So, secondly, there are wines which are intended to represent the numerous nuances of the (a) distinct flavor profiles of the grapes grown, (b) particularities of place of origin as well as (c) the specific characteristics of the vintage during which the grapes grew. Wines which strive to hit the bull's-eye in these three areas are the kinds of wines Hanes wants to drink, review and advise others to drink. If the grape grower and winemaker do strive for this, the end result should be a wine with a distinct personality and character, capable of beauty yet with the flaws organic life brings necessarily.

Of course, not every wine of the second group achieves its goal. Hell, lots are nasty! But whether the wine is a $10 Muscadet or $100 Hermitage it wants to both stand out and represent well it's “type” of wine — grape, region, vintage. If it were easy to find these type of wines there would be no need for THWR and Hanes would have an awful lot of free time on his hands. Instead, Hanes uses his growing experience with wines as well as the trusted advice of his wine geek pals to cut through the crap and attempt to get to the good stuff. He is not always successful and that's why his review is full of wines to avoid - negative knowledge is knowledge too.

And, if we return once more to the price breakdown of the wines Hanes drinks and reviews it is also clear that wines of the second group are, on the whole, expensive by most people's standards. Recall that wines $7.00 or under were 68% of Californian wines sold in 2004. It can be very difficult to make a wine with personality and typicity yet those who admire these wines are willing to pay a premium (“Super Dope Phat Da Bomb Premium”?) for them. Sure, lots of $50 wines are misshapen by bogus pipeline winemaking techniques. But these wines are just for people who would be drinking “Extreme Value Wines” but are super-rich and cannot afford to spend $50 on wines that taste like $3 wines!
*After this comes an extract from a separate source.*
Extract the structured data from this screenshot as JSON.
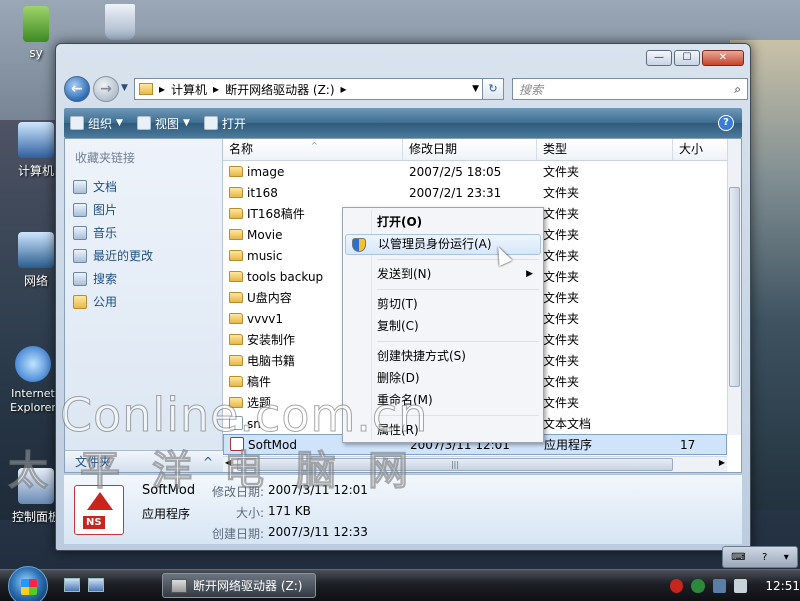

If in the end you are more or less satisfied with solid basic wines around $10 or so (like those bodyslammed by Hanes last month) chances are THWR will not prove to be your cup of tea over the long-term. Sorry about that, yo. That said, if you want to explore wines of more distinction then lift your nose in condescension along with that patronizing elitist Hanes and keep on reading!